By Jessica Mendoza-Roth
In 2006, I was privileged to visit the Jewish Community Centre in Mexico City as part of the AUJS Leadership Development Program. It was so impressive to walk into the Deportivo Centre and witness such a bustling hub for Jewish communal life. I saw the tremendous benefits of a physical Jewish community centre: a huge range of after school activities for kids, exciting young adult programming, endless sport options, a massive gym and groups of bridge-playing retirees. It truly felt like a buzzing intergenerational community in action. When they asked me about a similar centre in Sydney, I shared the remarkable history of the Hakoah Club at its former home on Hall Street, Bondi, but it didn’t quite compare.

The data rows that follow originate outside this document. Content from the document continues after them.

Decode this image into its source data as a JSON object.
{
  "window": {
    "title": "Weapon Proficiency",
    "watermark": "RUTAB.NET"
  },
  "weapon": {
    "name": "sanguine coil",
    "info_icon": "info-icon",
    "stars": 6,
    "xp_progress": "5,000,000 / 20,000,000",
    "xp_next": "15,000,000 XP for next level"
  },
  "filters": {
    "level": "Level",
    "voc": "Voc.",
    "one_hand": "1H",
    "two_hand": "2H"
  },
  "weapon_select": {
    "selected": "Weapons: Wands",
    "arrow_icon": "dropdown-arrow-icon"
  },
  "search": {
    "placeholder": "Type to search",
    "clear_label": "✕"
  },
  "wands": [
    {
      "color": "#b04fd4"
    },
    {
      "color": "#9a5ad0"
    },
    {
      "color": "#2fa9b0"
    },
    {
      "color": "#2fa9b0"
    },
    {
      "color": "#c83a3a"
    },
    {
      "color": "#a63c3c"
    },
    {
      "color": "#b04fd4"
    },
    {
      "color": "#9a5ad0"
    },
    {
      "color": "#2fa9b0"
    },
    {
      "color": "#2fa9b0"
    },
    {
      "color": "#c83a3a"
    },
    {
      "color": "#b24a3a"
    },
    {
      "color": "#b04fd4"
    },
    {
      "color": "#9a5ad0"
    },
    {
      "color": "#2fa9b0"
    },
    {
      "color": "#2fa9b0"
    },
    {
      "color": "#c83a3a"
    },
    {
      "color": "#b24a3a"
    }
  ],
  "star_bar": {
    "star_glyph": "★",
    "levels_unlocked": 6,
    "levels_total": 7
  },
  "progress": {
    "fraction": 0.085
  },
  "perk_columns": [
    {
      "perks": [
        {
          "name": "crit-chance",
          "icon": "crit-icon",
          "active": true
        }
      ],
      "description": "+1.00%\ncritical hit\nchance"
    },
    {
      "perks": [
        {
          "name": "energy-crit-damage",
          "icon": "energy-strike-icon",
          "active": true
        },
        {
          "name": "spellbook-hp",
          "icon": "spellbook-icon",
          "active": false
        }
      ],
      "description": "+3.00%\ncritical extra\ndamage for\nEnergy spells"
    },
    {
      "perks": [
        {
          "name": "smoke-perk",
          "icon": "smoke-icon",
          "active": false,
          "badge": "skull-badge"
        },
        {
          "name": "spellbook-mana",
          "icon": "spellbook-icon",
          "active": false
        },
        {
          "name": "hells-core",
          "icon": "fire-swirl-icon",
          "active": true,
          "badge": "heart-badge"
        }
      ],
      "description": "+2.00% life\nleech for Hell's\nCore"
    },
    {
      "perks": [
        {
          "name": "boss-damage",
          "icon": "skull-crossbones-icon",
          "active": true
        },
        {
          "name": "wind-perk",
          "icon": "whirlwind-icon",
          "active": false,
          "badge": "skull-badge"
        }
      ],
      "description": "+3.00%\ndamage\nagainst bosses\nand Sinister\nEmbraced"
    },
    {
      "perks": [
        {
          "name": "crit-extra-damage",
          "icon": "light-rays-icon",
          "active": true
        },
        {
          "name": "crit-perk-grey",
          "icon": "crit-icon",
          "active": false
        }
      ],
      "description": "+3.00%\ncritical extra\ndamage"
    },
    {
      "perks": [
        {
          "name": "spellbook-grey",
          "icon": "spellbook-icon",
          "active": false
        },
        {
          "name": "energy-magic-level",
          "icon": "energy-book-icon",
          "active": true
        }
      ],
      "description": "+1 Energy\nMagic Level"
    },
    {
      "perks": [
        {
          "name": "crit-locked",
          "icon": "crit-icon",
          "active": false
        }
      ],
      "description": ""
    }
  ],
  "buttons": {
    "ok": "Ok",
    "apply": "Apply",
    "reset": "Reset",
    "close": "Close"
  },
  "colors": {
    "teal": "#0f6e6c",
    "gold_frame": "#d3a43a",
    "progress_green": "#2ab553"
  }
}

The model of Jewish Community Centres (JCCs) – a safe and secure central hub from which Jewish life can flourish – has become a cornerstone of many Jewish communities around the world. There are currently hundreds of JCCs worldwide keenly focused on enriching Jewish life through health, fitness, culture, arts and innovative engagement programs, while being inclusive and welcoming, free from particular ideologies or religious streams.
When I heard about the vision for the future of Hakoah at White City at a presentation in late 2019, I was delighted that we could potentially have our own JCC in Sydney. In normal (non-COVID) times, my husband and I drive our son to soccer in one part of Sydney, and our daughter to ballet in another. What will we do when child #3 arrives?! As many working parents of young children will appreciate, there is currently no central place for Jewish school holiday day camps for young children. Imagine if in one day they could do morning gymnastics and art, have Israeli food for lunch and play soccer and swim in the afternoon. I could see the potential for Hakoah – a single destination where my kids could do their activities, while my husband and I go to the gym and have coffee with friends. Hakoah in Hebrew means the Strength, and I believe that this project is going to strengthen our community and strengthen Jewish identity for generations to come.
I joined the Hakoah Club board almost 18 months ago, and it has been a privilege to work closely with such a dedicated and talented volunteer board and a small group of committed staff to help bring this bold project to life. As you could see from the front page of last week’s AJN, we have received judgment from the Land and Environment Court endorsing the final Development Consent and conditions enabling us to proceed with construction of the new Hakoah Club.
We have never been closer to making the dream of a Sydney JCC a reality. We have received commitments from over 175 major donors in the Jewish community, as well as a generous government grant. Our $65m target is in reach once we complete major donor commitments and the community buys membership. We have developed a business model that does not require Hakoah to ask donors for more philanthropy. In addition to community and social returns, the business model is forecast to generate a surplus that will be reinvested to support vibrant Jewish community life. We have selected a preferred builder who will be officially engaged soon. Arnold Bloch Leibler have been generously supporting the project pro bono on a range of legal matters. We have set up a new not-for-profit which is intended to own the land to keep it in the Jewish community in perpetuity. We have been working collaboratively with a number of community organisations to ensure that Hakoah will have a range of high quality mission-driven programming. Hakoah intends to provide a platform and venue for existing community organisations to use, and we invite you to join us to discuss how you might want to use the wide range of spaces and facilities at White City.
We have been working diligently behind the scenes while other organisations working on the front line of this pandemic have raised much needed funds. Until we received development consent and were confident in our ability to deliver this remarkable project, we have not marketed the project to the Jewish community. Now that we have satisfied this important condition, we are getting ready to finally launch our website and share our vision with the entire community, and to ask for the support of the community to become members of Hakoah. We need the whole community to show that you want the project and will pre-pay for membership.
I invite you to join with me in dreaming of the day after this crisis. The day when our kids can go back to school, when we can hug our parents and grandparents again, when we can do a gym workout with real people, and sit down for a cafe brunch. All those things we previously took for granted and now feel are so precious. Celebrating life’s milestones in real life is much more meaningful than waving to a grid of faces on Zoom.
The current lockdown has made me realise that community is more important than ever; connection, belonging, a support network, and meaningful experiences with those we love. These are the values that underpin Hakoah at White City, and it’s what drives me to be a proud supporter of this project.
Imagine a vibrant communal home where we can all be together in person, doing things that we love, with the people whom we love. I also look forward to many international guests visiting Sydney and making sure that Hakoah is their first stop for all things Jewish culture, art, sport, food and fun.
While coming together with our loved ones and community is impossible right now – dreaming about it is not. We are an amazing community and we can make the bold vision of Hakoah at White City a reality – commencing construction is in sight.
Jessica Mendoza-Roth is a Director of the Hakoah Club, Sydney Jewish Community Centre and the Founder & Director of the Social Impact Hub.